BEGIN
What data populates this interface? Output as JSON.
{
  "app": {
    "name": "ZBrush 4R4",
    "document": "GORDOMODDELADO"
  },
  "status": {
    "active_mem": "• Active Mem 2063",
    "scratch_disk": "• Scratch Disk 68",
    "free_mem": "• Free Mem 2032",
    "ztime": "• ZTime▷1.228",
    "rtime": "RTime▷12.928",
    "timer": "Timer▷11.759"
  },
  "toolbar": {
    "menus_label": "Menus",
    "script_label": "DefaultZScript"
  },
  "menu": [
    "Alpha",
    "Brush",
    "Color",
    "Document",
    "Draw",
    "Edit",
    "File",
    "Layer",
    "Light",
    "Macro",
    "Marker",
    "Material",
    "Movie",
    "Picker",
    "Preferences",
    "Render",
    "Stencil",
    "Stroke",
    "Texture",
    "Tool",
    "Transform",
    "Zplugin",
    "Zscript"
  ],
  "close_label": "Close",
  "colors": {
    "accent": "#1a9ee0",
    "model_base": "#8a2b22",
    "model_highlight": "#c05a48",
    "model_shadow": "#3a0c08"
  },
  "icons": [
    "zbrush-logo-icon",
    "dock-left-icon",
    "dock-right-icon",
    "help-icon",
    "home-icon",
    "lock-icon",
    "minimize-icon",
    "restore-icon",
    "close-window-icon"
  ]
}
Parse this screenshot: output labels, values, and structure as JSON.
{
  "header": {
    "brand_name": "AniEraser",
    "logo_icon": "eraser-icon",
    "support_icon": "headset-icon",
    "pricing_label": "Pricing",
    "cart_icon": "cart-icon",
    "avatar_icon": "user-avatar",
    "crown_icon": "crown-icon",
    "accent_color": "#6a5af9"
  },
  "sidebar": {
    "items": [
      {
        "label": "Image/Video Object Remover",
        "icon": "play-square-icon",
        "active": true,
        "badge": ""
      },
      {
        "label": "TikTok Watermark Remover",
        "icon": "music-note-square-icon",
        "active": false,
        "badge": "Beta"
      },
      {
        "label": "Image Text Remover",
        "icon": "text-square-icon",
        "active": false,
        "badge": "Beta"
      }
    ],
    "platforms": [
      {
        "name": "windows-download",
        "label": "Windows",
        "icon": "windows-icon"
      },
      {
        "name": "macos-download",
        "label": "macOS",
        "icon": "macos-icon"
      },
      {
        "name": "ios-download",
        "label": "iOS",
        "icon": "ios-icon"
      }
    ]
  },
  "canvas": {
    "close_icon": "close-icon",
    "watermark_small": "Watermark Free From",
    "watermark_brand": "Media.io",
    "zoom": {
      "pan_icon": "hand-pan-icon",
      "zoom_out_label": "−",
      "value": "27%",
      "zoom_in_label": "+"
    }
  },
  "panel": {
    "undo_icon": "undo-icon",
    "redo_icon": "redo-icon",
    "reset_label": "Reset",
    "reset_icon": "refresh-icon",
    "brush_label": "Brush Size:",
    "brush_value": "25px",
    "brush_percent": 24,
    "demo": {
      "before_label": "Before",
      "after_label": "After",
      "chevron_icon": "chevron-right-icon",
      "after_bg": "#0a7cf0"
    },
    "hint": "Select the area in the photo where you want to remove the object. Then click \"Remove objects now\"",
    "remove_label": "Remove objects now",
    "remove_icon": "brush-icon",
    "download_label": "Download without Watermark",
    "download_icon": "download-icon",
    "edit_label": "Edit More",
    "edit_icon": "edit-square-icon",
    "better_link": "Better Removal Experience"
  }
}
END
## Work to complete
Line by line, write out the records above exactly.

## Problem solution
What data populates this interface? Output as JSON.
{
  "app": {
    "name": "ZBrush 4R4",
    "document": "GORDOMODDELADO"
  },
  "status": {
    "active_mem": "• Active Mem 2063",
    "scratch_disk": "• Scratch Disk 68",
    "free_mem": "• Free Mem 2032",
    "ztime": "• ZTime▷1.228",
    "rtime": "RTime▷12.928",
    "timer": "Timer▷11.759"
  },
  "toolbar": {
    "menus_label": "Menus",
    "script_label": "DefaultZScript"
  },
  "menu": [
    "Alpha",
    "Brush",
    "Color",
    "Document",
    "Draw",
    "Edit",
    "File",
    "Layer",
    "Light",
    "Macro",
    "Marker",
    "Material",
    "Movie",
    "Picker",
    "Preferences",
    "Render",
    "Stencil",
    "Stroke",
    "Texture",
    "Tool",
    "Transform",
    "Zplugin",
    "Zscript"
  ],
  "close_label": "Close",
  "colors": {
    "accent": "#1a9ee0",
    "model_base": "#8a2b22",
    "model_highlight": "#c05a48",
    "model_shadow": "#3a0c08"
  },
  "icons": [
    "zbrush-logo-icon",
    "dock-left-icon",
    "dock-right-icon",
    "help-icon",
    "home-icon",
    "lock-icon",
    "minimize-icon",
    "restore-icon",
    "close-window-icon"
  ]
}
Parse this screenshot: output labels, values, and structure as JSON.
{
  "header": {
    "brand_name": "AniEraser",
    "logo_icon": "eraser-icon",
    "support_icon": "headset-icon",
    "pricing_label": "Pricing",
    "cart_icon": "cart-icon",
    "avatar_icon": "user-avatar",
    "crown_icon": "crown-icon",
    "accent_color": "#6a5af9"
  },
  "sidebar": {
    "items": [
      {
        "label": "Image/Video Object Remover",
        "icon": "play-square-icon",
        "active": true,
        "badge": ""
      },
      {
        "label": "TikTok Watermark Remover",
        "icon": "music-note-square-icon",
        "active": false,
        "badge": "Beta"
      },
      {
        "label": "Image Text Remover",
        "icon": "text-square-icon",
        "active": false,
        "badge": "Beta"
      }
    ],
    "platforms": [
      {
        "name": "windows-download",
        "label": "Windows",
        "icon": "windows-icon"
      },
      {
        "name": "macos-download",
        "label": "macOS",
        "icon": "macos-icon"
      },
      {
        "name": "ios-download",
        "label": "iOS",
        "icon": "ios-icon"
      }
    ]
  },
  "canvas": {
    "close_icon": "close-icon",
    "watermark_small": "Watermark Free From",
    "watermark_brand": "Media.io",
    "zoom": {
      "pan_icon": "hand-pan-icon",
      "zoom_out_label": "−",
      "value": "27%",
      "zoom_in_label": "+"
    }
  },
  "panel": {
    "undo_icon": "undo-icon",
    "redo_icon": "redo-icon",
    "reset_label": "Reset",
    "reset_icon": "refresh-icon",
    "brush_label": "Brush Size:",
    "brush_value": "25px",
    "brush_percent": 24,
    "demo": {
      "before_label": "Before",
      "after_label": "After",
      "chevron_icon": "chevron-right-icon",
      "after_bg": "#0a7cf0"
    },
    "hint": "Select the area in the photo where you want to remove the object. Then click \"Remove objects now\"",
    "remove_label": "Remove objects now",
    "remove_icon": "brush-icon",
    "download_label": "Download without Watermark",
    "download_icon": "download-icon",
    "edit_label": "Edit More",
    "edit_icon": "edit-square-icon",
    "better_link": "Better Removal Experience"
  }
}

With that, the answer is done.